If you want to learn how to slow down to sell faster, read on. We highlight Davis’ essential selling skills to help you sell faster in this issue of Promotional Consultant Today.

Get the customer to move backward in their buying process. Have you ever had a great first meeting, and then nothing happened afterward? Davis notes that according to recent research, as much as 60 percent of a buyer’s process is complete before the customer even contacts possible suppliers. Customers identify their own needs internally. The trouble this causes for salespeople is that customers think they did a good job of identifying their own needs, but they likely did a lousy job.

This means that customer needs are poorly defined at the very moment when they start asking you questions about your product or service. This is the point when many salespeople mistakenly “take the bait” and start telling the customer about how great their product or service is, says Davis. The solution is to get the customer to move backward in their buying process. Say, “I’d be happy to show you our capabilities. May I ask you a few questions first so I can determine which ones will solve your problems?”

Find out where the customer is in their buying process. If the prospect initiates contact with you, the first thing you must do is find out where they are in their buying process, Davis says. The later in the buying process you enter, the lower your chances of success. To identify where a customer is, simply ask, “What steps have you taken thus far in regard to making this decision?”
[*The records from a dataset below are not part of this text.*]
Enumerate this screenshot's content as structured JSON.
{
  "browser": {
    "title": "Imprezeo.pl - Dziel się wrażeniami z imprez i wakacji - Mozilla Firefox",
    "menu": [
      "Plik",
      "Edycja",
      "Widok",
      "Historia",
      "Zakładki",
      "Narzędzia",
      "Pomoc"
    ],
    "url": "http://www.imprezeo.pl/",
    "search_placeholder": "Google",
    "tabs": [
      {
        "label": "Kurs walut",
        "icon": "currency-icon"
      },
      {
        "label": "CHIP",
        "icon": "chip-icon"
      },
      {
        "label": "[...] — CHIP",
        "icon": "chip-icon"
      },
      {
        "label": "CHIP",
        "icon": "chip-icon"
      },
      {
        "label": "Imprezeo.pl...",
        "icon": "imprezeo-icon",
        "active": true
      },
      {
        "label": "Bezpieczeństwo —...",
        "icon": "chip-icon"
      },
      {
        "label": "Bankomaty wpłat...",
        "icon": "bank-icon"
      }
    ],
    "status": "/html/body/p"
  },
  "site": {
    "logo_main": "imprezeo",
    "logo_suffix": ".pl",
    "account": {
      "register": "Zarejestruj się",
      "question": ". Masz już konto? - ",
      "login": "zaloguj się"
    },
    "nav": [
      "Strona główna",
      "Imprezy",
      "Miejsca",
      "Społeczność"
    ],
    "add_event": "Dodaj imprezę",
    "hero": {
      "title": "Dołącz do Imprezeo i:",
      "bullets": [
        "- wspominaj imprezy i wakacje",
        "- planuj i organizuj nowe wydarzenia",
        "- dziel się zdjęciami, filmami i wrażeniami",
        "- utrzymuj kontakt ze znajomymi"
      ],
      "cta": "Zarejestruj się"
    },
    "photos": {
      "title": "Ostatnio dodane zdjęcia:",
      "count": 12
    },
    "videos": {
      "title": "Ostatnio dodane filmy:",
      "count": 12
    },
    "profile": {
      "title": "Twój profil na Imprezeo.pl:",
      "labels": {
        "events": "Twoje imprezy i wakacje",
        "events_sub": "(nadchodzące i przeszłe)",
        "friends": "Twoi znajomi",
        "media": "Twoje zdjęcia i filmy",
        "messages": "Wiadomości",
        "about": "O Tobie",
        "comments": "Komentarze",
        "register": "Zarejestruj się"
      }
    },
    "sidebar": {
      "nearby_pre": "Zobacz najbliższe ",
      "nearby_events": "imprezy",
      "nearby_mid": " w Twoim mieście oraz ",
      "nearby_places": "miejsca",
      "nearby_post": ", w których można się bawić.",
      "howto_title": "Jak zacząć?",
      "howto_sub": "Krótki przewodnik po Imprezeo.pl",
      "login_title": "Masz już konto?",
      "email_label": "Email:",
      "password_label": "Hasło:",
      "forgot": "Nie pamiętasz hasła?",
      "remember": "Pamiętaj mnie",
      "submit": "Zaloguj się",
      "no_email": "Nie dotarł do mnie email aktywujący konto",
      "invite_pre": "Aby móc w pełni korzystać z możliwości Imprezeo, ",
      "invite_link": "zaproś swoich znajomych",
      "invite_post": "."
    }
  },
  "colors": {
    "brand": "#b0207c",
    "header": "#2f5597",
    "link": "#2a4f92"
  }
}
Probe for a second customer need. The reason customers first contact you is that they think they may have a need. Obviously, you want to thoroughly probe this first need, notes Davis. However, sometimes that first need—even when it is well-defined—is not perceived by the customer as big enough for them to go through all the hassles of changing suppliers. So, once the customer’s first need has been properly probed, you want to ask: “Other than this issue, is there anything else about your current supplier that you would like to see them improve?”

According to Davis, your goal here is to build your buyer’s discontent. This is the essence of consultative selling—helping customers to understand those problems that they didn’t previously recognize. When the customer perceives that the value of a solution is significantly greater than its cost, customers will usually decide to move forward to research their buying criteria and compare options.

Schedule follow-up after your demo. Have you ever had a customer that you thought would become a sure sale suddenly go silent on you, and not return your phone calls? When a customer is scheduling demos from different suppliers their focus is on answering the question, “Which option is our best choice?” But after evaluating the different demos, the buyer wonders, “What are the risks if we move forward with our preferred supplier?” Rarely do decision-makers move directly to “let’s close this deal.”

You can’t resolve customer fear if the customer doesn’t return your phone calls. To do a better job of overcoming customer fear in 2020, resolve now to schedule a follow-up meeting after each and every demo.

Every sales rep wants to close more deals and win more clients. The key to getting there isn’t working faster—it’s slowing down and mastering the sales skills above.

Compiled by Audrey Sellers

Source: Kevin F. Davis has more than 30 years of experience in sales. He has worked his way up from sales rep, to sales manager, to general manager and is the author of The Sales Manager’s Guide to Greatness: 10 Essential Strategies for Leading Your Team to the Top.